▶ _Listed entries_
----------

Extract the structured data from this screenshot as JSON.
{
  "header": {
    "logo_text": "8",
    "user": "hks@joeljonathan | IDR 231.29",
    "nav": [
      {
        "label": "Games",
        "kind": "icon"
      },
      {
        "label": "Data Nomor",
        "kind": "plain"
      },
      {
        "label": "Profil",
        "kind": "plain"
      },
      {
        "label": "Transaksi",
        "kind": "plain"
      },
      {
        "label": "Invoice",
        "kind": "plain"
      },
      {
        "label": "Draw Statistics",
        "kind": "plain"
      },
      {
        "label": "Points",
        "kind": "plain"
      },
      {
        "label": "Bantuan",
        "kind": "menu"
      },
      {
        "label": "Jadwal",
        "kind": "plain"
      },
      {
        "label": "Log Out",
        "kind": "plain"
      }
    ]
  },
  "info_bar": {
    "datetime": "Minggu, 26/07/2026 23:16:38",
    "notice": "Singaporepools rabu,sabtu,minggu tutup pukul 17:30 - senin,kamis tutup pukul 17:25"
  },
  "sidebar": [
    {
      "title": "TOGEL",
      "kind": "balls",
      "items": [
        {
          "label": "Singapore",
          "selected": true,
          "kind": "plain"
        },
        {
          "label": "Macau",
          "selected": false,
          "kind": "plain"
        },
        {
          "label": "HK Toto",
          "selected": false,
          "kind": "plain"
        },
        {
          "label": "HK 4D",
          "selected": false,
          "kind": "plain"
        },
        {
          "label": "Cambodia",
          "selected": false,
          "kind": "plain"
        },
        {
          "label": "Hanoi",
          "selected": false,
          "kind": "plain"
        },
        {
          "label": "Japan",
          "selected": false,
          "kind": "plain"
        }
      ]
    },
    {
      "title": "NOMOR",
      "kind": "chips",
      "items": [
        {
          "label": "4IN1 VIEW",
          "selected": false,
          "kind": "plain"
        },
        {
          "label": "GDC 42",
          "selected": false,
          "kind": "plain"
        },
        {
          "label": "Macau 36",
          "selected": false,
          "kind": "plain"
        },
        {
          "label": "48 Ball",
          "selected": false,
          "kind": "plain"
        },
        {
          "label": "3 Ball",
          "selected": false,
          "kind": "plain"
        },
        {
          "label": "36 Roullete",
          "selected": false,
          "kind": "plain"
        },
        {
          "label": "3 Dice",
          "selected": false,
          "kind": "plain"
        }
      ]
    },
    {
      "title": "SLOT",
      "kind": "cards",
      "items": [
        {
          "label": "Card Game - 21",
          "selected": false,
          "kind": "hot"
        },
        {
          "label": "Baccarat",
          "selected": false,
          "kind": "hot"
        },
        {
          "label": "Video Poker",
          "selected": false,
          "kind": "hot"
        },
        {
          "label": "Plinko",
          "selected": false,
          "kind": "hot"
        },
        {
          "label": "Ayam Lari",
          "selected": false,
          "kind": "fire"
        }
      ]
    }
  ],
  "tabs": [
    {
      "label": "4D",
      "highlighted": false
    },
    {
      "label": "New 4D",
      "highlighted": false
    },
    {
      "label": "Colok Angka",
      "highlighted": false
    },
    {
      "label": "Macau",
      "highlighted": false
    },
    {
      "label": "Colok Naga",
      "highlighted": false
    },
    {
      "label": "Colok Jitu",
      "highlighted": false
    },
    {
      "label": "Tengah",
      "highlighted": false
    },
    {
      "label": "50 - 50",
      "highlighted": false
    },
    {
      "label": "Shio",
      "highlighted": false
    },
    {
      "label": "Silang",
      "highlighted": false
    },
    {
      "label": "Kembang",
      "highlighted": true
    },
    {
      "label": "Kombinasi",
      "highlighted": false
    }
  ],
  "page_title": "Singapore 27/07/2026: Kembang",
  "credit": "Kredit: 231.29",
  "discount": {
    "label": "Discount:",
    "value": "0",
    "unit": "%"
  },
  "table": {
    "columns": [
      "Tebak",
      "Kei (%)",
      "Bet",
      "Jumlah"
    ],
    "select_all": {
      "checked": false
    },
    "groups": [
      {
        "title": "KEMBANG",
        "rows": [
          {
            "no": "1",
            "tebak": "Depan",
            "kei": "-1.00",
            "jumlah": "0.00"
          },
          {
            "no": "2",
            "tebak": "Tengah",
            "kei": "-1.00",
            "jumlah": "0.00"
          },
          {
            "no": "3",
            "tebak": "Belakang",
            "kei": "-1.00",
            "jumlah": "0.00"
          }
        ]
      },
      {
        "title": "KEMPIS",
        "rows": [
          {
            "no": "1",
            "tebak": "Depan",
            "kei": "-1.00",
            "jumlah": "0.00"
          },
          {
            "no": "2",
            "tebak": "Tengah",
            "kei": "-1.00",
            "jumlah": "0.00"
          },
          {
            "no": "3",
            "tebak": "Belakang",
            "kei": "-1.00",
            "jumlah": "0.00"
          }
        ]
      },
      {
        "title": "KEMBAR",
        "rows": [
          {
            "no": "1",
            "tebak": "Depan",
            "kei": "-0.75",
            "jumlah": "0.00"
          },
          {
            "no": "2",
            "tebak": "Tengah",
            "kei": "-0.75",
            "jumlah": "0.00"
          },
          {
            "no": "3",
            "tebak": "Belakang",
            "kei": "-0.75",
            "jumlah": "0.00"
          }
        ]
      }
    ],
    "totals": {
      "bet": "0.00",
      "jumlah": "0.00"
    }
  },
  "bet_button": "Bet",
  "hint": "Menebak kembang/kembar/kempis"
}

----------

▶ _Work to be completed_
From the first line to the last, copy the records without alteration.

▶ _Response below_
Extract the structured data from this screenshot as JSON.
{
  "header": {
    "logo_text": "8",
    "user": "hks@joeljonathan | IDR 231.29",
    "nav": [
      {
        "label": "Games",
        "kind": "icon"
      },
      {
        "label": "Data Nomor",
        "kind": "plain"
      },
      {
        "label": "Profil",
        "kind": "plain"
      },
      {
        "label": "Transaksi",
        "kind": "plain"
      },
      {
        "label": "Invoice",
        "kind": "plain"
      },
      {
        "label": "Draw Statistics",
        "kind": "plain"
      },
      {
        "label": "Points",
        "kind": "plain"
      },
      {
        "label": "Bantuan",
        "kind": "menu"
      },
      {
        "label": "Jadwal",
        "kind": "plain"
      },
      {
        "label": "Log Out",
        "kind": "plain"
      }
    ]
  },
  "info_bar": {
    "datetime": "Minggu, 26/07/2026 23:16:38",
    "notice": "Singaporepools rabu,sabtu,minggu tutup pukul 17:30 - senin,kamis tutup pukul 17:25"
  },
  "sidebar": [
    {
      "title": "TOGEL",
      "kind": "balls",
      "items": [
        {
          "label": "Singapore",
          "selected": true,
          "kind": "plain"
        },
        {
          "label": "Macau",
          "selected": false,
          "kind": "plain"
        },
        {
          "label": "HK Toto",
          "selected": false,
          "kind": "plain"
        },
        {
          "label": "HK 4D",
          "selected": false,
          "kind": "plain"
        },
        {
          "label": "Cambodia",
          "selected": false,
          "kind": "plain"
        },
        {
          "label": "Hanoi",
          "selected": false,
          "kind": "plain"
        },
        {
          "label": "Japan",
          "selected": false,
          "kind": "plain"
        }
      ]
    },
    {
      "title": "NOMOR",
      "kind": "chips",
      "items": [
        {
          "label": "4IN1 VIEW",
          "selected": false,
          "kind": "plain"
        },
        {
          "label": "GDC 42",
          "selected": false,
          "kind": "plain"
        },
        {
          "label": "Macau 36",
          "selected": false,
          "kind": "plain"
        },
        {
          "label": "48 Ball",
          "selected": false,
          "kind": "plain"
        },
        {
          "label": "3 Ball",
          "selected": false,
          "kind": "plain"
        },
        {
          "label": "36 Roullete",
          "selected": false,
          "kind": "plain"
        },
        {
          "label": "3 Dice",
          "selected": false,
          "kind": "plain"
        }
      ]
    },
    {
      "title": "SLOT",
      "kind": "cards",
      "items": [
        {
          "label": "Card Game - 21",
          "selected": false,
          "kind": "hot"
        },
        {
          "label": "Baccarat",
          "selected": false,
          "kind": "hot"
        },
        {
          "label": "Video Poker",
          "selected": false,
          "kind": "hot"
        },
        {
          "label": "Plinko",
          "selected": false,
          "kind": "hot"
        },
        {
          "label": "Ayam Lari",
          "selected": false,
          "kind": "fire"
        }
      ]
    }
  ],
  "tabs": [
    {
      "label": "4D",
      "highlighted": false
    },
    {
      "label": "New 4D",
      "highlighted": false
    },
    {
      "label": "Colok Angka",
      "highlighted": false
    },
    {
      "label": "Macau",
      "highlighted": false
    },
    {
      "label": "Colok Naga",
      "highlighted": false
    },
    {
      "label": "Colok Jitu",
      "highlighted": false
    },
    {
      "label": "Tengah",
      "highlighted": false
    },
    {
      "label": "50 - 50",
      "highlighted": false
    },
    {
      "label": "Shio",
      "highlighted": false
    },
    {
      "label": "Silang",
      "highlighted": false
    },
    {
      "label": "Kembang",
      "highlighted": true
    },
    {
      "label": "Kombinasi",
      "highlighted": false
    }
  ],
  "page_title": "Singapore 27/07/2026: Kembang",
  "credit": "Kredit: 231.29",
  "discount": {
    "label": "Discount:",
    "value": "0",
    "unit": "%"
  },
  "table": {
    "columns": [
      "Tebak",
      "Kei (%)",
      "Bet",
      "Jumlah"
    ],
    "select_all": {
      "checked": false
    },
    "groups": [
      {
        "title": "KEMBANG",
        "rows": [
          {
            "no": "1",
            "tebak": "Depan",
            "kei": "-1.00",
            "jumlah": "0.00"
          },
          {
            "no": "2",
            "tebak": "Tengah",
            "kei": "-1.00",
            "jumlah": "0.00"
          },
          {
            "no": "3",
            "tebak": "Belakang",
            "kei": "-1.00",
            "jumlah": "0.00"
          }
        ]
      },
      {
        "title": "KEMPIS",
        "rows": [
          {
            "no": "1",
            "tebak": "Depan",
            "kei": "-1.00",
            "jumlah": "0.00"
          },
          {
            "no": "2",
            "tebak": "Tengah",
            "kei": "-1.00",
            "jumlah": "0.00"
          },
          {
            "no": "3",
            "tebak": "Belakang",
            "kei": "-1.00",
            "jumlah": "0.00"
          }
        ]
      },
      {
        "title": "KEMBAR",
        "rows": [
          {
            "no": "1",
            "tebak": "Depan",
            "kei": "-0.75",
            "jumlah": "0.00"
          },
          {
            "no": "2",
            "tebak": "Tengah",
            "kei": "-0.75",
            "jumlah": "0.00"
          },
          {
            "no": "3",
            "tebak": "Belakang",
            "kei": "-0.75",
            "jumlah": "0.00"
          }
        ]
      }
    ],
    "totals": {
      "bet": "0.00",
      "jumlah": "0.00"
    }
  },
  "bet_button": "Bet",
  "hint": "Menebak kembang/kembar/kempis"
}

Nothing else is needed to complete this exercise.